Your task >> Write every line below out again, exactly as given, but leave out the pictures.

#####

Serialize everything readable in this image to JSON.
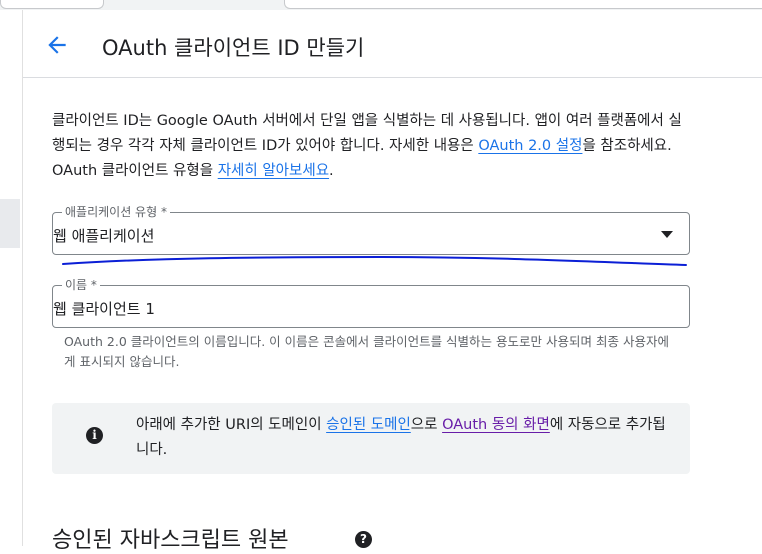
{
  "header": {
    "title": "OAuth 클라이언트 ID 만들기"
  },
  "description": {
    "part1": "클라이언트 ID는 Google OAuth 서버에서 단일 앱을 식별하는 데 사용됩니다. 앱이 여러 플랫폼에서 실행되는 경우 각각 자체 클라이언트 ID가 있어야 합니다. 자세한 내용은 ",
    "link1": "OAuth 2.0 설정",
    "part2": "을 참조하세요. OAuth 클라이언트 유형을 ",
    "link2": "자세히 알아보세요",
    "part3": "."
  },
  "app_type": {
    "label": "애플리케이션 유형 *",
    "value": "웹 애플리케이션"
  },
  "name_field": {
    "label": "이름 *",
    "value": "웹 클라이언트 1",
    "hint": "OAuth 2.0 클라이언트의 이름입니다. 이 이름은 콘솔에서 클라이언트를 식별하는 용도로만 사용되며 최종 사용자에게 표시되지 않습니다."
  },
  "info": {
    "part1": "아래에 추가한 URI의 도메인이 ",
    "link1": "승인된 도메인",
    "part2": "으로 ",
    "link2": "OAuth 동의 화면",
    "part3": "에 자동으로 추가됩니다."
  },
  "section": {
    "title": "승인된 자바스크립트 원본"
  },
  "icons": {
    "back": "arrow-back-icon",
    "dropdown": "dropdown-arrow-icon",
    "info": "info-icon",
    "help": "help-icon"
  },
  "colors": {
    "link": "#1a73e8",
    "visited_link": "#681da8",
    "annotation": "#0b1fd6"
  }
}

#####

Task response >>
Serialize everything readable in this image to JSON.
{
  "header": {
    "title": "OAuth 클라이언트 ID 만들기"
  },
  "description": {
    "part1": "클라이언트 ID는 Google OAuth 서버에서 단일 앱을 식별하는 데 사용됩니다. 앱이 여러 플랫폼에서 실행되는 경우 각각 자체 클라이언트 ID가 있어야 합니다. 자세한 내용은 ",
    "link1": "OAuth 2.0 설정",
    "part2": "을 참조하세요. OAuth 클라이언트 유형을 ",
    "link2": "자세히 알아보세요",
    "part3": "."
  },
  "app_type": {
    "label": "애플리케이션 유형 *",
    "value": "웹 애플리케이션"
  },
  "name_field": {
    "label": "이름 *",
    "value": "웹 클라이언트 1",
    "hint": "OAuth 2.0 클라이언트의 이름입니다. 이 이름은 콘솔에서 클라이언트를 식별하는 용도로만 사용되며 최종 사용자에게 표시되지 않습니다."
  },
  "info": {
    "part1": "아래에 추가한 URI의 도메인이 ",
    "link1": "승인된 도메인",
    "part2": "으로 ",
    "link2": "OAuth 동의 화면",
    "part3": "에 자동으로 추가됩니다."
  },
  "section": {
    "title": "승인된 자바스크립트 원본"
  },
  "icons": {
    "back": "arrow-back-icon",
    "dropdown": "dropdown-arrow-icon",
    "info": "info-icon",
    "help": "help-icon"
  },
  "colors": {
    "link": "#1a73e8",
    "visited_link": "#681da8",
    "annotation": "#0b1fd6"
  }
}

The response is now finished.